A gorgeous noir-like cutaway of an atomic pile by Alexander Leydenfrost. But why does the drawing look so vague and devoid of details? Partially, that was the Leydenfrost style. His Brooklyn-Battery Tunnel cutaway drawing shows that he emphasized moody shadows and light over the cool and the technical. But mainly, at the time of this […]
Cutaway drawings of structures related to military use.
Artist unknown, as this was a tossed-off illustration in the middle of a Popular Science, but what interested me: This is one helluva massive radio station. It’s still around. It’s called the Jim Creek Naval Radio Station, and the Center for Land Use Interpretation tells us: One of the world’s most powerful transmitters, this million […]
Its proper name was the Mark VII Attack Teacher and it was housed in a 3 story building in New London, CT. In an age before computers could process graphics, vehicle and nautical simulations had to be done with models. Trainees sat in a submarine mockup on the second floor, with a periscope jutting up […]
This Quonset hut-style hospital was kept inflated by compressed air from a utility unit. Standing 20 x 52 feet, this portable hospital’s utility unit provided the positive air flow, power, heat, hot and cold water, and most welcome in the Southeast Asia jungles–air conditioning. Note: poor alignment of pages cuts off part of structure. Click […]

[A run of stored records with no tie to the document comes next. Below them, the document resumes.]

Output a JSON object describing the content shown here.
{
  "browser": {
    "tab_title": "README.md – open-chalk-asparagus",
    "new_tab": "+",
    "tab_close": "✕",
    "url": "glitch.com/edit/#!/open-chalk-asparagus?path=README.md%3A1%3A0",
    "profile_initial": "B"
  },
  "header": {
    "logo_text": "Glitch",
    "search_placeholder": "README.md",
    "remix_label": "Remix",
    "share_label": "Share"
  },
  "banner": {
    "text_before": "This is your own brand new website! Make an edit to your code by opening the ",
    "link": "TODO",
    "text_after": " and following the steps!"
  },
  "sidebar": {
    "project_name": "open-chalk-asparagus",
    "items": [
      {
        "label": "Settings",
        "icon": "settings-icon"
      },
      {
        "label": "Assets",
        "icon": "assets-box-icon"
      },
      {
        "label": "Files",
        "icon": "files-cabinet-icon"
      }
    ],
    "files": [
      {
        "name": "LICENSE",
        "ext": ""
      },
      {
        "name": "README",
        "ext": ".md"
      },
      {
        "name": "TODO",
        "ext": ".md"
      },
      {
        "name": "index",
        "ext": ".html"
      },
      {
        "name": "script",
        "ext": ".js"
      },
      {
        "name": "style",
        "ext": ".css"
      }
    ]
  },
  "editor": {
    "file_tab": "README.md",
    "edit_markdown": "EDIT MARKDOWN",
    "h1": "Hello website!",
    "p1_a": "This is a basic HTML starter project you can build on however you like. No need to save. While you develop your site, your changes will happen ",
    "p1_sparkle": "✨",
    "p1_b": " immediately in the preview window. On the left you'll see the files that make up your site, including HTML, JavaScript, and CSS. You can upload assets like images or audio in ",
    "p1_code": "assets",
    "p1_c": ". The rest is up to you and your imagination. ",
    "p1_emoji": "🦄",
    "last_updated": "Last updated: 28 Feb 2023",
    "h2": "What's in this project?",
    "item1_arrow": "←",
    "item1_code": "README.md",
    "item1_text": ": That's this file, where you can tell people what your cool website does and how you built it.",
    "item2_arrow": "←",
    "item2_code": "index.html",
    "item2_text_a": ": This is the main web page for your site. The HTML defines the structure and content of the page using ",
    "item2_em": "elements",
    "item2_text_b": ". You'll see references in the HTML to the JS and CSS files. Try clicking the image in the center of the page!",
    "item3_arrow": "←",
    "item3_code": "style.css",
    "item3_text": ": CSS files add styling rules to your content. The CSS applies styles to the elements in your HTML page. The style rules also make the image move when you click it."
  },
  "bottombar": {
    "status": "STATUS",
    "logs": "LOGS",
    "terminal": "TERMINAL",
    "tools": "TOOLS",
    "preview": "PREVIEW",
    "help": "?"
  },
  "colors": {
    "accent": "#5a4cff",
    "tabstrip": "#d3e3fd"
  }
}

The Titan II Missile Underground Launch Complex (Large Image) is classic Cold War-era cutaway stuff. At the Titan Missile Museum in Arizona, you can tour the entire facility. As their brochure states: The Titan II Intercontinental Ballistic Missile (ICBM) was the first liquid propellant missile that could be launched from underground. Equipped with a nine-megaton […]